Yahoo! News – SCO Backs Off GPL Claims
‘Many lawyers, such as Tom Carey, a partner at Bromberg & Sunstein LLP, a Boston intellectual property law firm, have said they found SCO’s assertion that the GPL is unconstitutional to be “rubbish.”‘
Indeed. Their argument, in a nutshell, is that the Constitution in Article I, Section 8 empowered Congress to enact laws to protect intellectual property. (copyright, patent, etc.). SCO made (and has now retracted) the ridiculous argument that the open source community, a group of private actors, was encroaching on Congress constitutional prerogatives. This is comparable to claiming that Clear Channel is violating Howard Stern’s right to free speech by taking his program off the air. Private actors can’t violate the Constitution, as a general rule. The only limitation on privte individual action in the Constitution is the section regarding treason and even that is essentially a limitation on government power as it doesn’t actually prohibit treason, but merely sets a minimum threshold for proving it.

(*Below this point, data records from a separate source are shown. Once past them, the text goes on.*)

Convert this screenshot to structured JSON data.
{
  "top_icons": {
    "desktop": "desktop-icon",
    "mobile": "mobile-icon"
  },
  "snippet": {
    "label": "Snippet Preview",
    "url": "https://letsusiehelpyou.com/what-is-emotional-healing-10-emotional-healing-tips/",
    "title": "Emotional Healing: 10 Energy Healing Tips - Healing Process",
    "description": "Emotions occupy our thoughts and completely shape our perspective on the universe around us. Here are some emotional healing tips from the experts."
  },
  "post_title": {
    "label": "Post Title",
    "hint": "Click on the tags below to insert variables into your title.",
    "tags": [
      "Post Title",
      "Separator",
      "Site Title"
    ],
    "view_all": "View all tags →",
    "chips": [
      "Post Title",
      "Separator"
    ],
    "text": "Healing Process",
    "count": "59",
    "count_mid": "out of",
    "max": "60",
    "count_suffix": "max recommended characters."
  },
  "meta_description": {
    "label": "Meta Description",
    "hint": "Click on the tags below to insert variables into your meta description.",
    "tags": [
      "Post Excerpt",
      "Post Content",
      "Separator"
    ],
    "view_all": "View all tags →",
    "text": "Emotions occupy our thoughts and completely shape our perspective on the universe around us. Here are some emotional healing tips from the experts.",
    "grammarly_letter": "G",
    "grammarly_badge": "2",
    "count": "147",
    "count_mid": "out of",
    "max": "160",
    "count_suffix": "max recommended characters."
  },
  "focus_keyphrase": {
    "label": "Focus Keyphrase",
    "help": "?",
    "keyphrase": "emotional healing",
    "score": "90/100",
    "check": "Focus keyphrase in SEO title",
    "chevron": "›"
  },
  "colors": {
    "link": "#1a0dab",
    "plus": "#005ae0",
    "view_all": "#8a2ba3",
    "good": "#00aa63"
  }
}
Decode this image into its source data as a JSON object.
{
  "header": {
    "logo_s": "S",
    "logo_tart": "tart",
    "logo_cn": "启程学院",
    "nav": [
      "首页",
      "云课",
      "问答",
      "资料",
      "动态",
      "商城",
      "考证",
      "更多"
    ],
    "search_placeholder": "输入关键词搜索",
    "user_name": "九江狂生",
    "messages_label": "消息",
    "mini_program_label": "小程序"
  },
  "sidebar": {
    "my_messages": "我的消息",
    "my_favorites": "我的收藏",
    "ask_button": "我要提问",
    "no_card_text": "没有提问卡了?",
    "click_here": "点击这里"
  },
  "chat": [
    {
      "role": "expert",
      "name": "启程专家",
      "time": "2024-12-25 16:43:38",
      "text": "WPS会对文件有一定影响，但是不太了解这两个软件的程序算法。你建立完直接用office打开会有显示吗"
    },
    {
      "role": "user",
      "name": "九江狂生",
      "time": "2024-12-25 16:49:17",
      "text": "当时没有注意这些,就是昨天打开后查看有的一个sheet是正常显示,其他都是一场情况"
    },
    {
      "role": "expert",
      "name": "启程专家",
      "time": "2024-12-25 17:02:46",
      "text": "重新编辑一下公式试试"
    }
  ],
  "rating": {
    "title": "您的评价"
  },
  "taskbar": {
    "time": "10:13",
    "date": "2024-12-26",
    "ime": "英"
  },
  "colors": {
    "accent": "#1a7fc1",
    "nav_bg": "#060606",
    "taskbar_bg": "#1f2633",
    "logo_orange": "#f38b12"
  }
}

Now, perhaps SCO might have a point in arguing enforceability of the GPL. I think the argument would be shaky, but it’s certainly feasible that they could assert that the license lacks legal purpose based on the theory that intellectual property is governed by federal law. The flaw in that would be that such an argument would not only invalidate the GPL but also the ‘shrink wrap’ licenses imposed by software companies like SCO.

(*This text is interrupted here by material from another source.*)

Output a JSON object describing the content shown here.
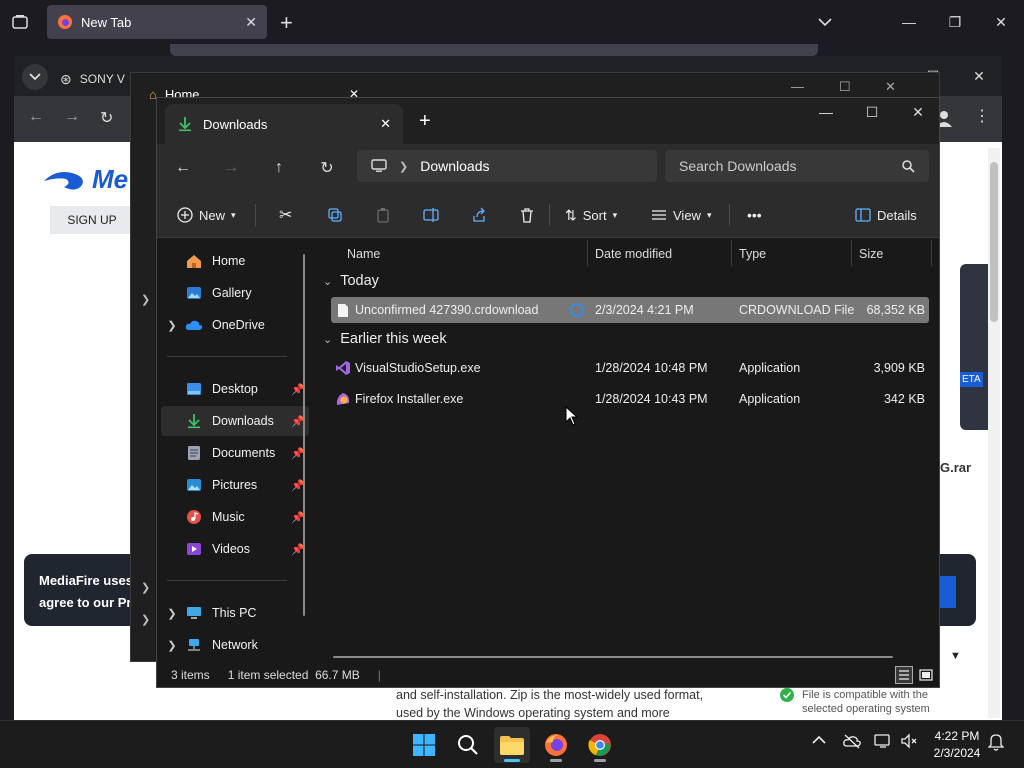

SCO’s explanation of their position is here: http://www.sco.com/copyright/
An excellent response from the author of Code and Other Laws of Cyberspace is here: